WHAT IS BEING ASKED: Output all records exactly, with no images.

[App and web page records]

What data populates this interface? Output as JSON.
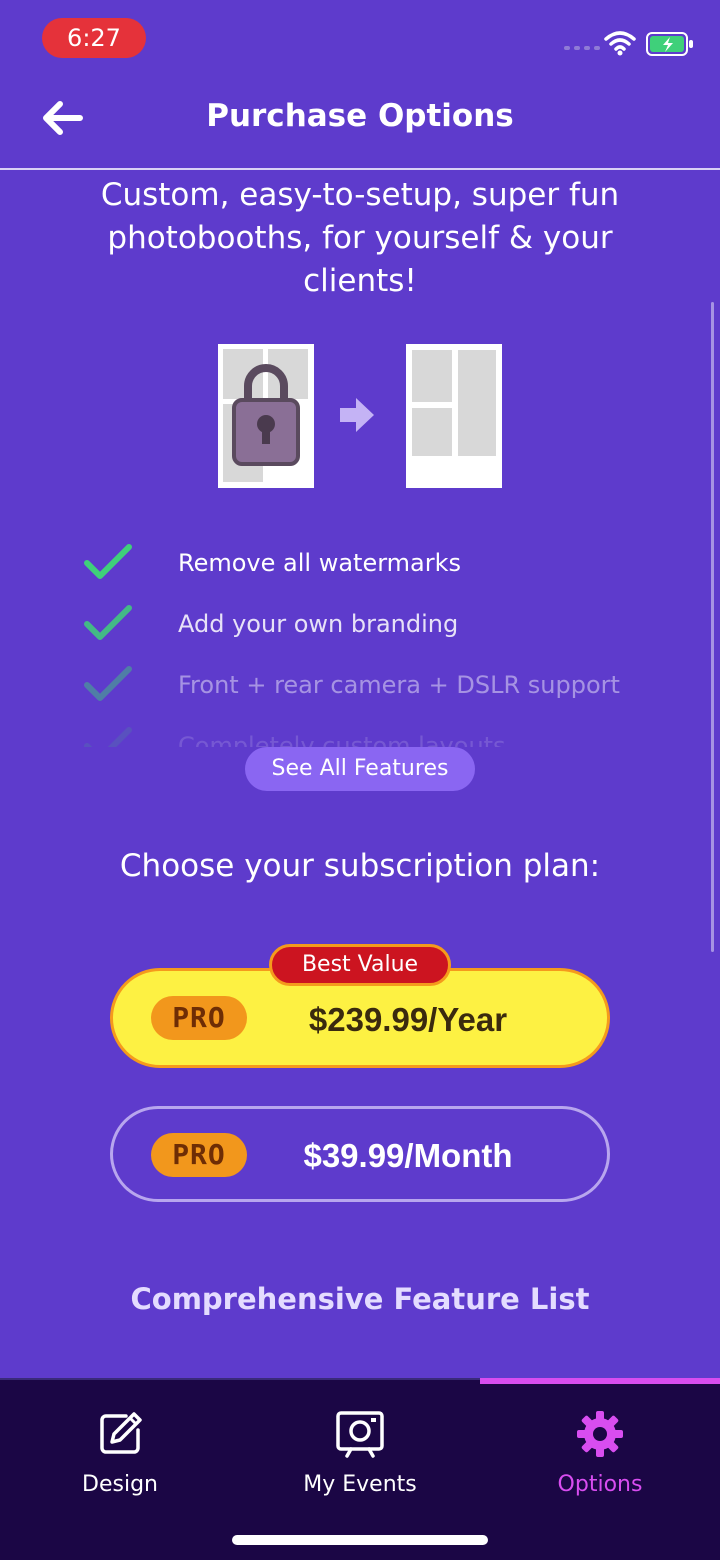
{
  "status_bar": {
    "time": "6:27",
    "icons": [
      "signal-icon",
      "wifi-icon",
      "battery-charging-icon"
    ]
  },
  "header": {
    "title": "Purchase Options",
    "back_icon": "arrow-left-icon"
  },
  "hero": {
    "tagline": "Custom, easy-to-setup, super fun photobooths, for yourself & your clients!"
  },
  "features": [
    {
      "label": "Remove all watermarks",
      "icon": "check-icon"
    },
    {
      "label": "Add your own branding",
      "icon": "check-icon"
    },
    {
      "label": "Front + rear camera + DSLR support",
      "icon": "check-icon"
    },
    {
      "label": "Completely custom layouts",
      "icon": "check-icon"
    }
  ],
  "see_all_label": "See All Features",
  "subscription": {
    "heading": "Choose your subscription plan:",
    "best_value_label": "Best Value",
    "plans": [
      {
        "badge": "PRO",
        "price": "$239.99/Year",
        "highlighted": true
      },
      {
        "badge": "PRO",
        "price": "$39.99/Month",
        "highlighted": false
      }
    ]
  },
  "feature_list_link": "Comprehensive Feature List",
  "tabs": [
    {
      "label": "Design",
      "icon": "pencil-edit-icon",
      "active": false
    },
    {
      "label": "My Events",
      "icon": "photo-frame-icon",
      "active": false
    },
    {
      "label": "Options",
      "icon": "gear-icon",
      "active": true
    }
  ],
  "colors": {
    "background": "#5e3bcc",
    "accent": "#d84df0",
    "best_value_plan": "#fdf143",
    "pro_badge": "#f2971c",
    "best_value_badge": "#cc1420",
    "check": "#3fd07a",
    "tab_bar": "#1b0645"
  }
}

EXERCISE ANSWER:
What data populates this interface? Output as JSON.
{
  "status_bar": {
    "time": "6:27",
    "icons": [
      "signal-icon",
      "wifi-icon",
      "battery-charging-icon"
    ]
  },
  "header": {
    "title": "Purchase Options",
    "back_icon": "arrow-left-icon"
  },
  "hero": {
    "tagline": "Custom, easy-to-setup, super fun photobooths, for yourself & your clients!"
  },
  "features": [
    {
      "label": "Remove all watermarks",
      "icon": "check-icon"
    },
    {
      "label": "Add your own branding",
      "icon": "check-icon"
    },
    {
      "label": "Front + rear camera + DSLR support",
      "icon": "check-icon"
    },
    {
      "label": "Completely custom layouts",
      "icon": "check-icon"
    }
  ],
  "see_all_label": "See All Features",
  "subscription": {
    "heading": "Choose your subscription plan:",
    "best_value_label": "Best Value",
    "plans": [
      {
        "badge": "PRO",
        "price": "$239.99/Year",
        "highlighted": true
      },
      {
        "badge": "PRO",
        "price": "$39.99/Month",
        "highlighted": false
      }
    ]
  },
  "feature_list_link": "Comprehensive Feature List",
  "tabs": [
    {
      "label": "Design",
      "icon": "pencil-edit-icon",
      "active": false
    },
    {
      "label": "My Events",
      "icon": "photo-frame-icon",
      "active": false
    },
    {
      "label": "Options",
      "icon": "gear-icon",
      "active": true
    }
  ],
  "colors": {
    "background": "#5e3bcc",
    "accent": "#d84df0",
    "best_value_plan": "#fdf143",
    "pro_badge": "#f2971c",
    "best_value_badge": "#cc1420",
    "check": "#3fd07a",
    "tab_bar": "#1b0645"
  }
}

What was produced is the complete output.